The First Americans? Make That the First Two
Looking back, it was pretty dumb to think that people got to the Americas from Asia once, or that a single group braved the ice bridge to the new world. A cool new study published online today in the journal Current Biology may bury that simplistic assumption once and for all: according to the evidence of mitochondrial DNA, the first Americans arrived in at least two separate migrations, at about the same time, about 15,000 to 17,000 years ago.
To be fair, anthropologists have been tiptoeing up to the idea of multiple migrations for a while. When scientists at the Center for the Study of the First Americansrecalculated the age of the Clovis culture, named for a characteristic tool technology and considered to be the oldest irrefutable evidence of humans in the Americas, they got dates of 11,050 to 10,800 years ago—a range implying that “humans already lived in the Americas before Clovis” (since non-Clovis sites are older than that). And as far back as 2004, anthropologist Theodore Schurr of the University of Pennsylvania wrote that while the first migrants from Siberia crossed over to North America 20,000 to 14,000 years ago, probably following a coastal route, “a second migration that may have come from the same Siberian region entered the Americas somewhat later, possibly using an interior route.”
New genetic evidence makes that case more solid. Although the human genome project hasn’t been the promised godsend for human health and medicine (that link is to a 2005 article, but nothing much has changed in three years), it’s definitely been a boon to studies of human evolution and prehistory.
The new genetic analysis looks at mitochondrial DNA, which is passed from mothers to their children. Specifically, it looks at two rare mitochondrial DNA types that share a maternal ancestor. People carrying the type called D4h3 entered North America from Siberia and hugged the Pacific coastline, from which ice had mostly disappeared after the glacial maximum, the scientists conclude; they eventually reached Tierra del Fuego. People carrying the other mitochondrial form, X2a, set off inland, following a land corridor between two ice sheets which led them into the region east of the Rocky Mountains. They remained in North America. These first Americans were the ancestors of almost all modern Native Americans in North, Central, and South America (but not the Na-Dene or the Eskimos-Aleuts of the arctic).
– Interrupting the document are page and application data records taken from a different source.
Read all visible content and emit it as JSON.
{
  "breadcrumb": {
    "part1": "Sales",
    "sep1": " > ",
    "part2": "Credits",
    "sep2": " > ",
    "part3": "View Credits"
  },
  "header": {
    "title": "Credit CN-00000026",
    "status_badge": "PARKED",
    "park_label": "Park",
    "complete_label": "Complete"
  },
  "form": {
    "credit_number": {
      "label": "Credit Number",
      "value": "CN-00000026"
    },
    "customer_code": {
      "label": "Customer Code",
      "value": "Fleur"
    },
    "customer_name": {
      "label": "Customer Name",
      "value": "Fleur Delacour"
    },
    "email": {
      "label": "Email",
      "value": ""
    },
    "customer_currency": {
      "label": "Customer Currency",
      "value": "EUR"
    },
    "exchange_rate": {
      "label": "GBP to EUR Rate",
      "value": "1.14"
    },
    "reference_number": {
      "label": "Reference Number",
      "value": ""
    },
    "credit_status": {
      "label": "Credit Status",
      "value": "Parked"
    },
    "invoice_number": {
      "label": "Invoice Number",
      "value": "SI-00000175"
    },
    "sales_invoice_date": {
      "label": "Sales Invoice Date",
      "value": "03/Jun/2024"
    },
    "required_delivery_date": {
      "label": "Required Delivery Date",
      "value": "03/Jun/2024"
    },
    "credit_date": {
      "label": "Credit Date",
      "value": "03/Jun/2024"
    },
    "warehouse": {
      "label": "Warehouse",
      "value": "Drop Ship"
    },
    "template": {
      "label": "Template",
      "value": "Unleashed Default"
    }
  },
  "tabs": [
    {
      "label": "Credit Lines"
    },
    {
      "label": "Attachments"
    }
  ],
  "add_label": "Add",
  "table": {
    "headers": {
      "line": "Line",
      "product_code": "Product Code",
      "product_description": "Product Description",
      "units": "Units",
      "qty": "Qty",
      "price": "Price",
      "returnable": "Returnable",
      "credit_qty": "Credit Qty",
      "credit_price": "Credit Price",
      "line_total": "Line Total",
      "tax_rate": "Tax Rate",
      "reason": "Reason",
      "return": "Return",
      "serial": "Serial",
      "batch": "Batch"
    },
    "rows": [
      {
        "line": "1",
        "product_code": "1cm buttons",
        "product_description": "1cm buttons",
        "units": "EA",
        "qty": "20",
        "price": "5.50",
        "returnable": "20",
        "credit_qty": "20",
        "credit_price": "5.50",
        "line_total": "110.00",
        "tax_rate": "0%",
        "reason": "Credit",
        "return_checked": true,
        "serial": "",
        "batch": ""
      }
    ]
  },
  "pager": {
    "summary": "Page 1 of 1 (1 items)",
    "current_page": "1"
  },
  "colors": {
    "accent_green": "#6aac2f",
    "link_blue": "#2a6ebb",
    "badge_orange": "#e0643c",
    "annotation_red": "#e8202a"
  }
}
“Two almost concomitant paths of migration . . . about 15,000 to 17,000 years ago led to the dispersal of Paleo-Indians, the first Americans,” said Antonio Torroni of the University of Pavia in Italy, who led the study (he made a splash last year when another genetic analysis suggested that a mere six women in the migration were the ancestors of all the Native Americans). That means the most likely scenario is that, within a few centuries, there were several arrivals into the Americas from Siberia. Did the earliest arrivals send back a scout to tell the stay-at-homes that this new world was worth a look? Did difficult conditions or population pressure in Siberia nudge people to seek greener pastures?